All of this was evident in the incident involving the Iranian national anthem, which members of the Iranian soccer team refrained from singing during the last World Cup in Qatar. Nevertheless, the regime wanted us to think that the Iranian people, who are growing in anger and rejecting everything to do the regime, are upset about the Arabian Gulf name.
Iran’s outcry against Iraq’s policies and treatment of its brothers in the Arab world and the Gulf will not stop as it keeps trying to tie the hands of Iraqi politicians. This means bowing to the Iranian dictatorship or facing its wrath, with all the political, partisan and security consequences that would affect Iraq’s domestic life.
The point is that the Iranian regime must understand that Iraq has to act as a sovereign country, respectful of all and free from interference.
Iraq’s positions as expressed in Prime Minister Mohammed Shia’ Al Sudani’s statements are objective and worthy of recognition, as he stressed that his country’s relations with Iran are historical and that there are cultural, religious and social similarities.
These facts cannot be denied as they are based on a geopolitical reality given the common borders of over 1,200 km in length and the history-long cultural and religious affinities.
Al Sudani did not leave it at confirming the relations, but pointed out in his remarks to Germany’s Bild newspaper that Iran has been supporting the political process in Iraq since 2003 and that Tehran is helping in the fight against terrorism. This is an official Iraqi position that deserves respect whether you agree with it or not.
But in the same remarks, Al Sudani made it clear he wants to “keep cooperation and support away from interference in internal affairs.” This is important. It will take a lot of time and effort to convince Tehran and its regime that Iraq is not an Iranian enclave but an independent country.

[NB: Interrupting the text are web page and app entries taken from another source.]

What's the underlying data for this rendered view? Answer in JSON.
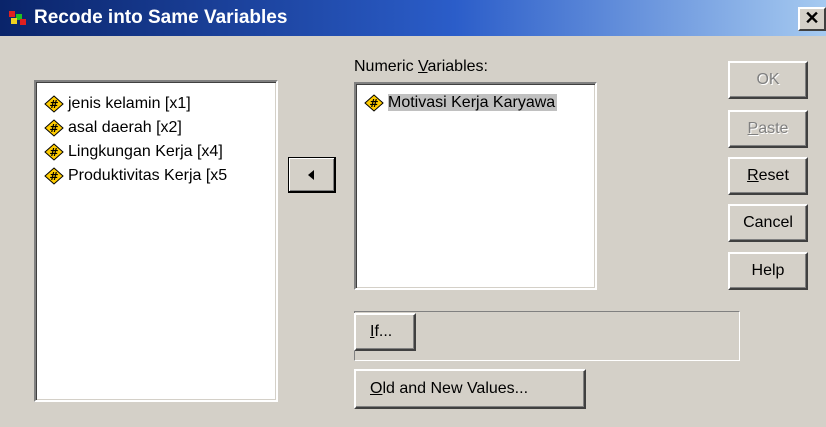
{
  "window": {
    "title": "Recode into Same Variables",
    "close_glyph": "✕",
    "icon": "spss-app-icon"
  },
  "source_list": {
    "items": [
      {
        "label": "jenis kelamin [x1]",
        "icon": "numeric-variable-icon"
      },
      {
        "label": "asal daerah [x2]",
        "icon": "numeric-variable-icon"
      },
      {
        "label": "Lingkungan Kerja [x4]",
        "icon": "numeric-variable-icon"
      },
      {
        "label": "Produktivitas Kerja [x5",
        "icon": "numeric-variable-icon"
      }
    ]
  },
  "transfer_button": {
    "icon": "arrow-left-icon"
  },
  "numeric_variables": {
    "label_before": "Numeric ",
    "label_underlined": "V",
    "label_after": "ariables:",
    "items": [
      {
        "label": "Motivasi Kerja Karyawa",
        "icon": "numeric-variable-icon",
        "selected": true
      }
    ]
  },
  "buttons": {
    "ok": "OK",
    "paste_u": "P",
    "paste_rest": "aste",
    "reset_u": "R",
    "reset_rest": "eset",
    "cancel": "Cancel",
    "help": "Help"
  },
  "if_button": {
    "u": "I",
    "rest": "f..."
  },
  "old_new_button": {
    "u": "O",
    "rest": "ld and New Values..."
  },
  "colors": {
    "dialog_face": "#d4d0c8",
    "title_start": "#0a246a",
    "title_end": "#a6caf0",
    "selection": "#c0c0c0",
    "variable_icon": "#ffcc00"
  }
}
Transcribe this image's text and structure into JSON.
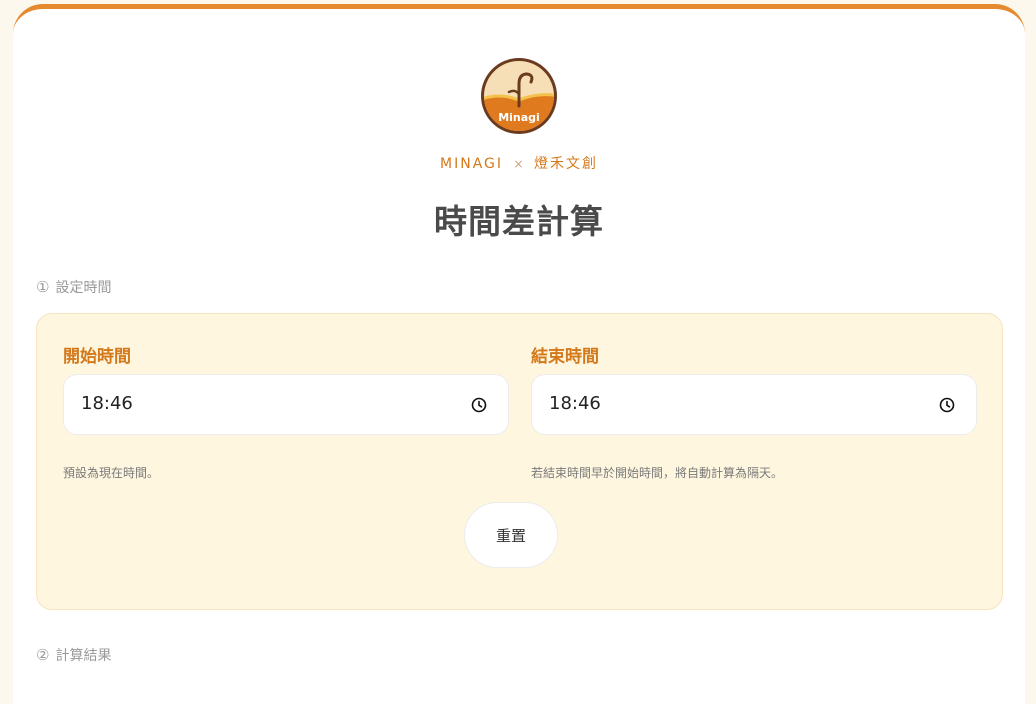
{
  "header": {
    "logo_text": "Minagi",
    "brand_left": "MINAGI",
    "brand_separator": "×",
    "brand_right": "燈禾文創",
    "title": "時間差計算"
  },
  "steps": {
    "settings": {
      "number": "①",
      "label": "設定時間"
    },
    "results": {
      "number": "②",
      "label": "計算結果"
    }
  },
  "start": {
    "label": "開始時間",
    "value": "18:46",
    "hint": "預設為現在時間。"
  },
  "end": {
    "label": "結束時間",
    "value": "18:46",
    "hint": "若結束時間早於開始時間，將自動計算為隔天。"
  },
  "reset_label": "重置",
  "icons": {
    "clock": "clock-icon",
    "logo": "minagi-logo"
  },
  "colors": {
    "accent": "#e58a2e",
    "label": "#d4791b",
    "panel_bg": "#fef6df",
    "title": "#4a4a4a"
  }
}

Iraq also does not want to jump on the bandwagon of axis politics, either regionally or internationally. It wants to establish balanced relations with “all” neighboring countries. These are obvious principles that should not be challenged by Iran.
As a researcher, I believe that Iraq is pursuing a sensible policy at this point in time that all actors, especially Iran, should support if it truly wants to achieve regional security and stability.
Because if Iraq fails to engage on axes of common interest for the entire region and Iran tries to dominate its sovereign decision, it will only keep itself and the entire region in a state of fragmentation and instability. Iraq is also focusing on building economic partnerships and taking initiatives to bring the views of Iran and Arab countries closer.
Reducing tensions seems to be a purely Iraqi interest and regional stability is tied to its security and sustainable development.
The Iranian regime should have supported these reasonable tendencies and strategies instead of trying to drag Iraq into ersatz conflicts and fabricating pointless disputes whose only purpose is to keep the region in a state of tension, which the Iranian regime considers a prerequisite for its survival.
The author is an UAE political analyst and former Federal National Council candidate. He can be found on twitter at @salemalketbieng